*** Opening Data to process ***

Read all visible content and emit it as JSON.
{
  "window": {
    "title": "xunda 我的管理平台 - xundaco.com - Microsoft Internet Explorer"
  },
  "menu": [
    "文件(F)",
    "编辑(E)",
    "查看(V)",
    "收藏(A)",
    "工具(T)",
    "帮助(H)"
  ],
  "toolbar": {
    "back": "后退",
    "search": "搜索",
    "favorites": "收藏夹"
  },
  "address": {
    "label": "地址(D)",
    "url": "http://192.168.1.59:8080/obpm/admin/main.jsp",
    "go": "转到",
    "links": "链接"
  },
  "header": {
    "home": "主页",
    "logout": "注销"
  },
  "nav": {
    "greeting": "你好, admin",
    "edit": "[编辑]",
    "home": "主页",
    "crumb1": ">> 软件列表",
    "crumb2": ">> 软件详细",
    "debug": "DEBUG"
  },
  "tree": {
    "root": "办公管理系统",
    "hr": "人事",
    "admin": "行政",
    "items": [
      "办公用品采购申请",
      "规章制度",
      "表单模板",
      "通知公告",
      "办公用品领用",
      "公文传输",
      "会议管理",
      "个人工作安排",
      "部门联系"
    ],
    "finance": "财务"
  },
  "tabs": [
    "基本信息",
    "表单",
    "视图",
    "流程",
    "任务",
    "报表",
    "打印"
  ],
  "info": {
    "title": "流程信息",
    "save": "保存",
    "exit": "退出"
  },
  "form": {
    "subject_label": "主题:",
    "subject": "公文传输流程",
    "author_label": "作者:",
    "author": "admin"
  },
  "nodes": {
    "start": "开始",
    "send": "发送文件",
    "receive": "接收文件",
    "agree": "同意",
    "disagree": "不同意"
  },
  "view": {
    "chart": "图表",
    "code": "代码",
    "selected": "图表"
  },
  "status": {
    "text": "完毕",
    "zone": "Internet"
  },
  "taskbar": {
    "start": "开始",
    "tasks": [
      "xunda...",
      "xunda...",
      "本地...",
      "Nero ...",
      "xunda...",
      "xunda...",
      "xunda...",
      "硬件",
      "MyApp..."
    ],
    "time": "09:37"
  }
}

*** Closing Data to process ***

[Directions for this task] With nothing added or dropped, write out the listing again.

[Answer]
Read all visible content and emit it as JSON.
{
  "window": {
    "title": "xunda 我的管理平台 - xundaco.com - Microsoft Internet Explorer"
  },
  "menu": [
    "文件(F)",
    "编辑(E)",
    "查看(V)",
    "收藏(A)",
    "工具(T)",
    "帮助(H)"
  ],
  "toolbar": {
    "back": "后退",
    "search": "搜索",
    "favorites": "收藏夹"
  },
  "address": {
    "label": "地址(D)",
    "url": "http://192.168.1.59:8080/obpm/admin/main.jsp",
    "go": "转到",
    "links": "链接"
  },
  "header": {
    "home": "主页",
    "logout": "注销"
  },
  "nav": {
    "greeting": "你好, admin",
    "edit": "[编辑]",
    "home": "主页",
    "crumb1": ">> 软件列表",
    "crumb2": ">> 软件详细",
    "debug": "DEBUG"
  },
  "tree": {
    "root": "办公管理系统",
    "hr": "人事",
    "admin": "行政",
    "items": [
      "办公用品采购申请",
      "规章制度",
      "表单模板",
      "通知公告",
      "办公用品领用",
      "公文传输",
      "会议管理",
      "个人工作安排",
      "部门联系"
    ],
    "finance": "财务"
  },
  "tabs": [
    "基本信息",
    "表单",
    "视图",
    "流程",
    "任务",
    "报表",
    "打印"
  ],
  "info": {
    "title": "流程信息",
    "save": "保存",
    "exit": "退出"
  },
  "form": {
    "subject_label": "主题:",
    "subject": "公文传输流程",
    "author_label": "作者:",
    "author": "admin"
  },
  "nodes": {
    "start": "开始",
    "send": "发送文件",
    "receive": "接收文件",
    "agree": "同意",
    "disagree": "不同意"
  },
  "view": {
    "chart": "图表",
    "code": "代码",
    "selected": "图表"
  },
  "status": {
    "text": "完毕",
    "zone": "Internet"
  },
  "taskbar": {
    "start": "开始",
    "tasks": [
      "xunda...",
      "xunda...",
      "本地...",
      "Nero ...",
      "xunda...",
      "xunda...",
      "xunda...",
      "硬件",
      "MyApp..."
    ],
    "time": "09:37"
  }
}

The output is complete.